§ TASK TO COMPLETE
Where the lines below hold images, skip those and copy every word exactly.
====== RECORDED DATA ======
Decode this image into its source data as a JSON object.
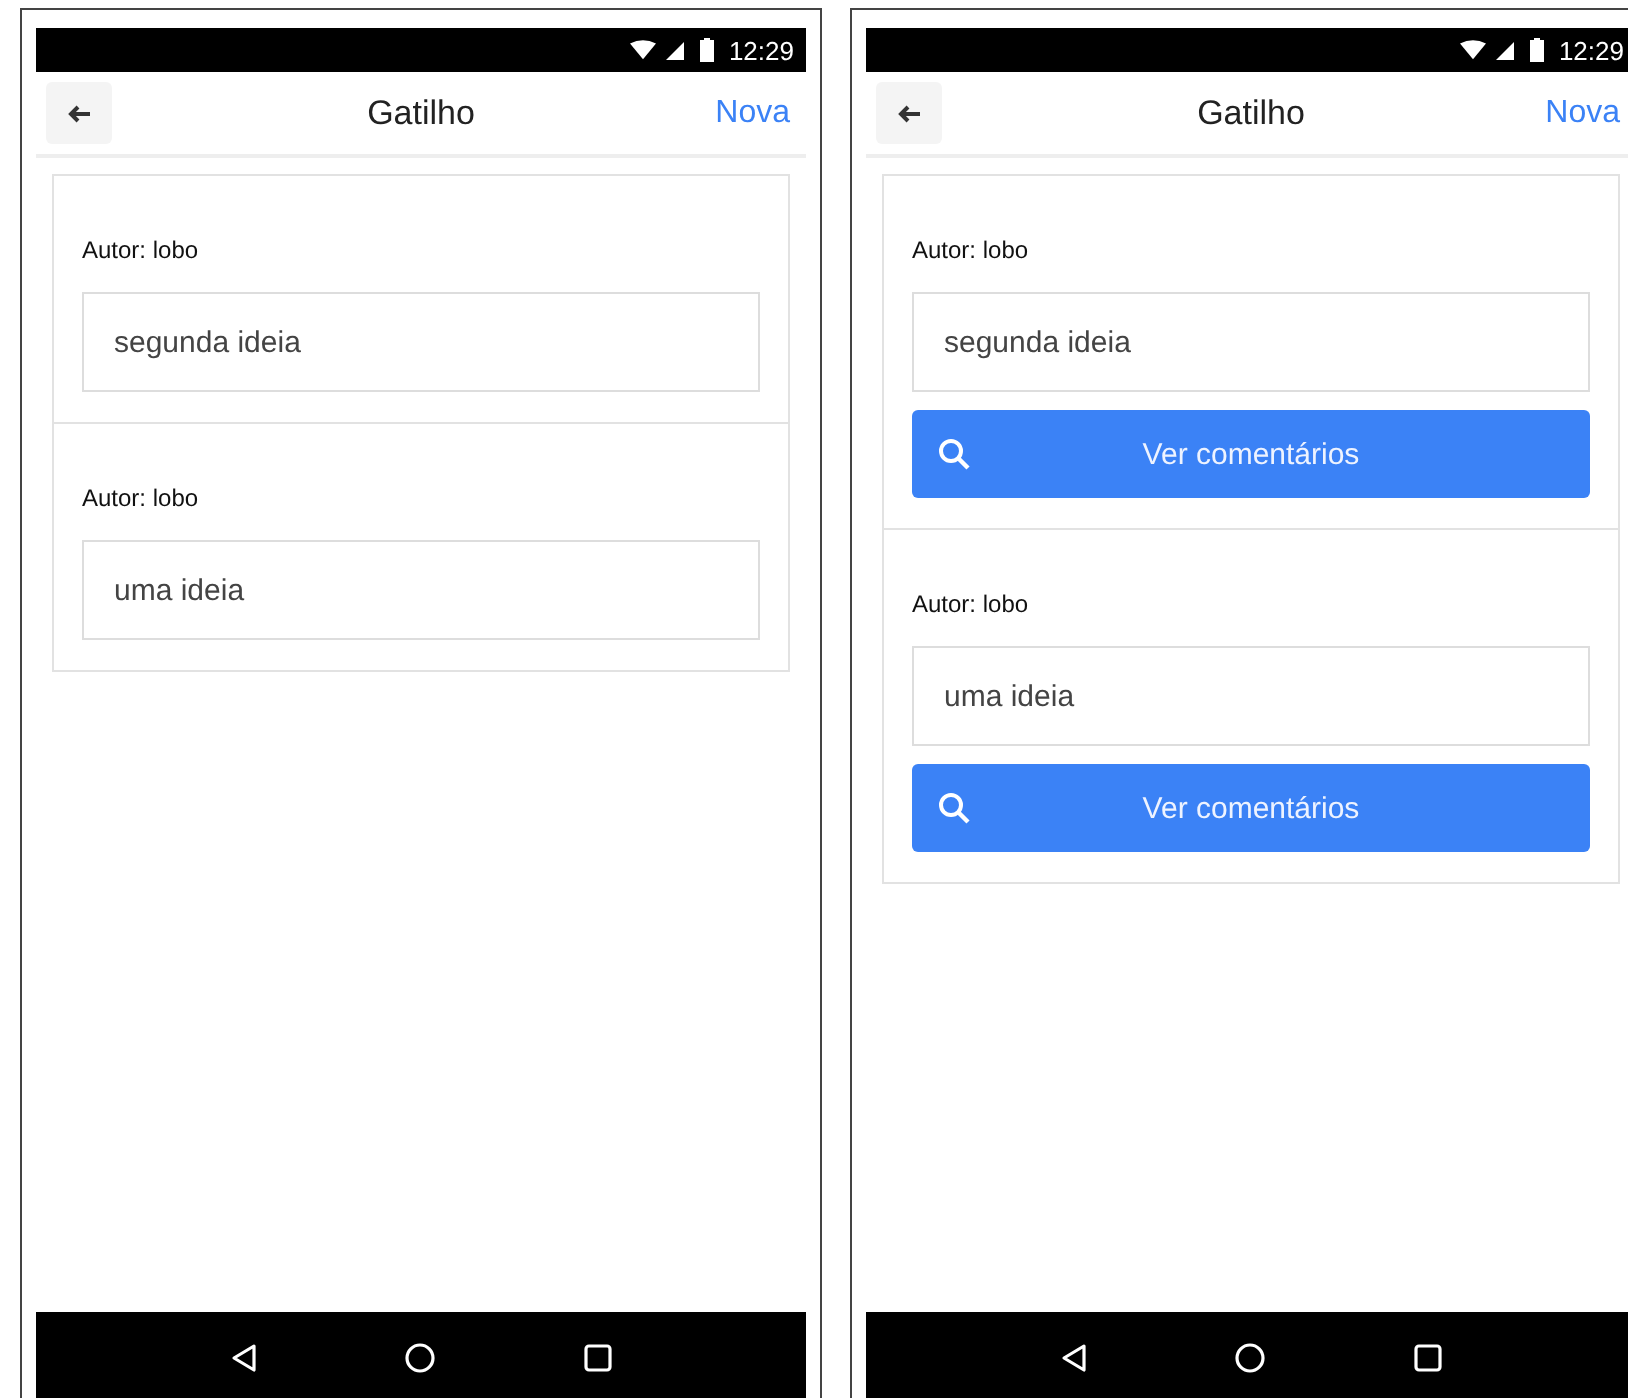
{
  "screens": [
    {
      "status_time": "12:29",
      "header": {
        "title": "Gatilho",
        "action": "Nova"
      },
      "posts": [
        {
          "author": "Autor: lobo",
          "text": "segunda ideia"
        },
        {
          "author": "Autor: lobo",
          "text": "uma ideia"
        }
      ]
    },
    {
      "status_time": "12:29",
      "header": {
        "title": "Gatilho",
        "action": "Nova"
      },
      "posts": [
        {
          "author": "Autor: lobo",
          "text": "segunda ideia",
          "button": "Ver comentários"
        },
        {
          "author": "Autor: lobo",
          "text": "uma ideia",
          "button": "Ver comentários"
        }
      ]
    }
  ]
}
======
§ WRITTEN REPLY
Decode this image into its source data as a JSON object.
{
  "screens": [
    {
      "status_time": "12:29",
      "header": {
        "title": "Gatilho",
        "action": "Nova"
      },
      "posts": [
        {
          "author": "Autor: lobo",
          "text": "segunda ideia"
        },
        {
          "author": "Autor: lobo",
          "text": "uma ideia"
        }
      ]
    },
    {
      "status_time": "12:29",
      "header": {
        "title": "Gatilho",
        "action": "Nova"
      },
      "posts": [
        {
          "author": "Autor: lobo",
          "text": "segunda ideia",
          "button": "Ver comentários"
        },
        {
          "author": "Autor: lobo",
          "text": "uma ideia",
          "button": "Ver comentários"
        }
      ]
    }
  ]
}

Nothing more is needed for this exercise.